*Prompt*: Please give back the listing below word for word, without the images.

——

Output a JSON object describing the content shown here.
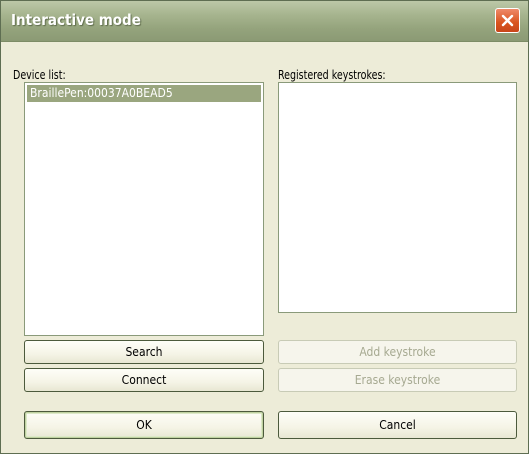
{
  "window": {
    "title": "Interactive mode"
  },
  "device_list": {
    "label": "Device list:",
    "items": [
      {
        "label": "BraillePen:00037A0BEAD5",
        "selected": true
      }
    ]
  },
  "keystrokes": {
    "label": "Registered keystrokes:",
    "items": []
  },
  "buttons": {
    "search": "Search",
    "connect": "Connect",
    "add_keystroke": "Add keystroke",
    "erase_keystroke": "Erase keystroke",
    "ok": "OK",
    "cancel": "Cancel"
  },
  "colors": {
    "title_bar": "#a6b48e",
    "close_button": "#d9541f",
    "selection": "#9aa67f",
    "dialog_background": "#edecd8"
  },
  "icons": {
    "close": "close-icon"
  }
}
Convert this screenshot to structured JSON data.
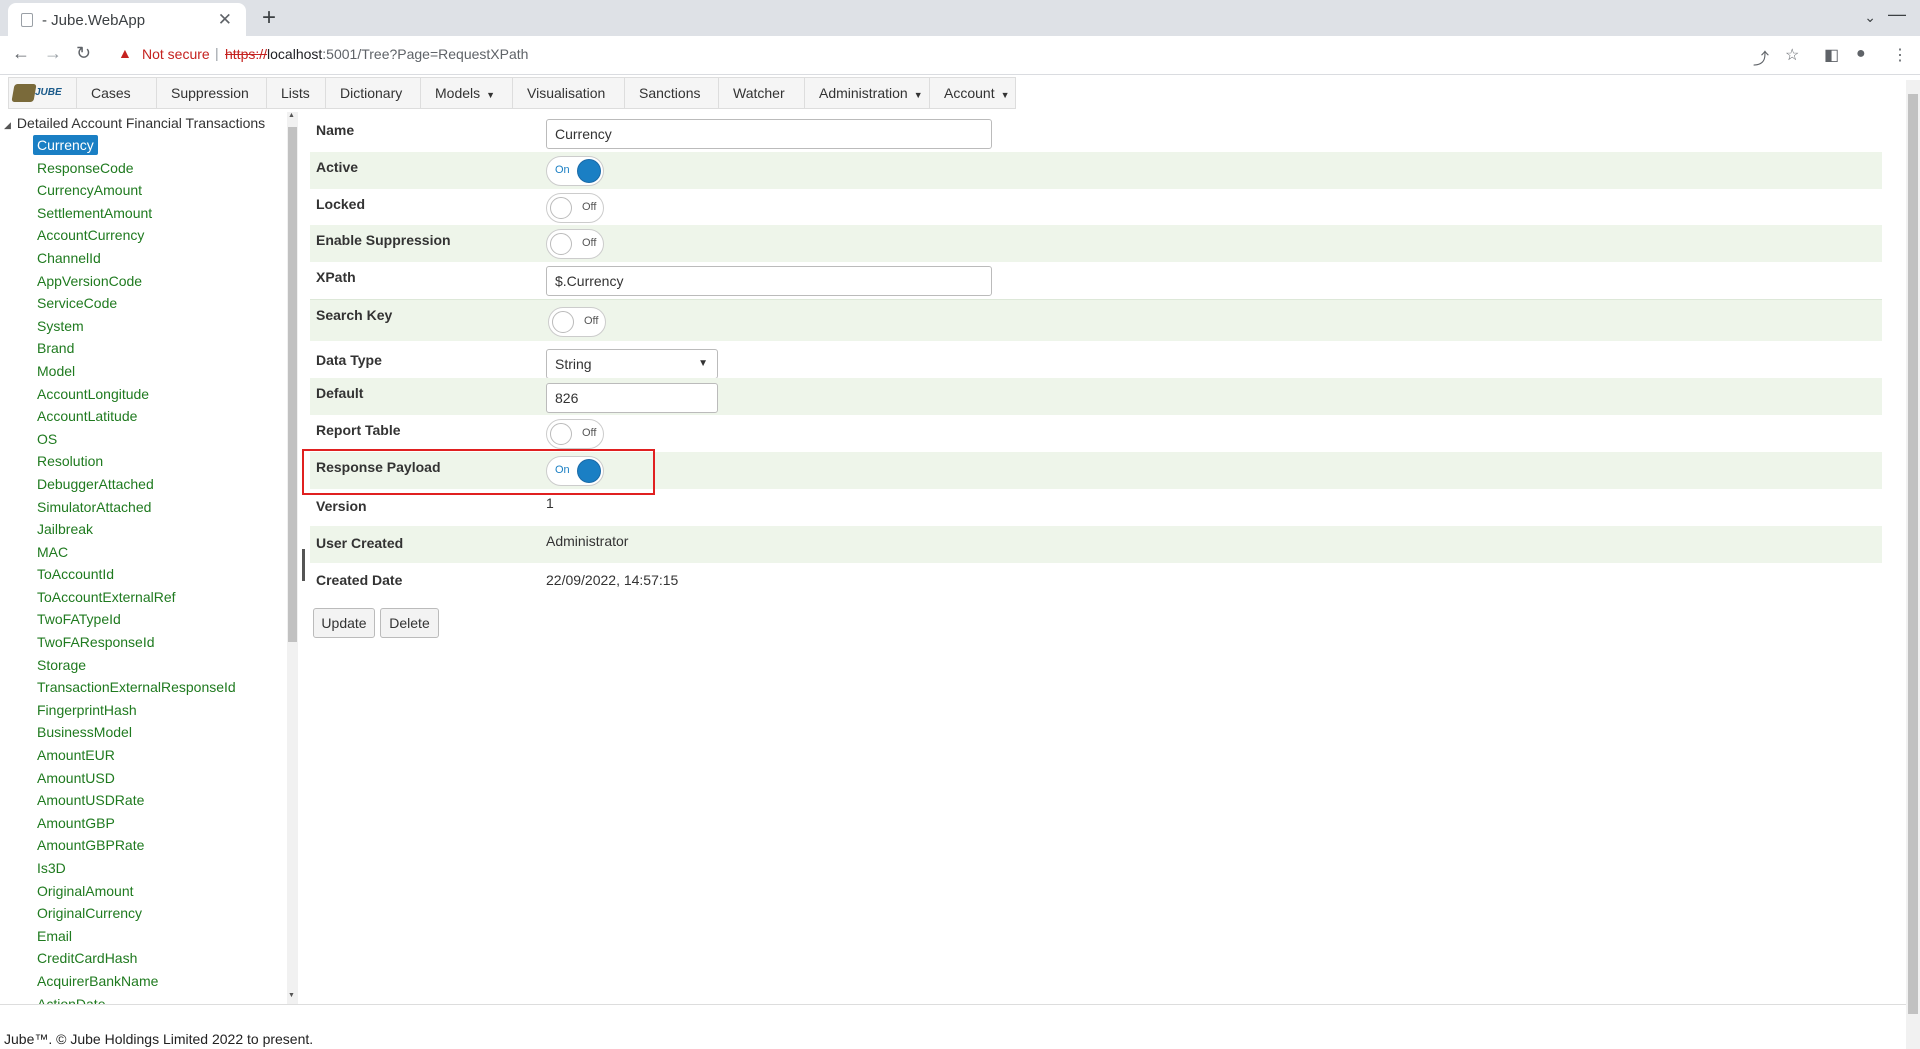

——

*Task output*:
Output a JSON object describing the content shown here.
{
  "window": {
    "title": "Interactive mode"
  },
  "device_list": {
    "label": "Device list:",
    "items": [
      {
        "label": "BraillePen:00037A0BEAD5",
        "selected": true
      }
    ]
  },
  "keystrokes": {
    "label": "Registered keystrokes:",
    "items": []
  },
  "buttons": {
    "search": "Search",
    "connect": "Connect",
    "add_keystroke": "Add keystroke",
    "erase_keystroke": "Erase keystroke",
    "ok": "OK",
    "cancel": "Cancel"
  },
  "colors": {
    "title_bar": "#a6b48e",
    "close_button": "#d9541f",
    "selection": "#9aa67f",
    "dialog_background": "#edecd8"
  },
  "icons": {
    "close": "close-icon"
  }
}
Convert this screenshot to structured JSON data.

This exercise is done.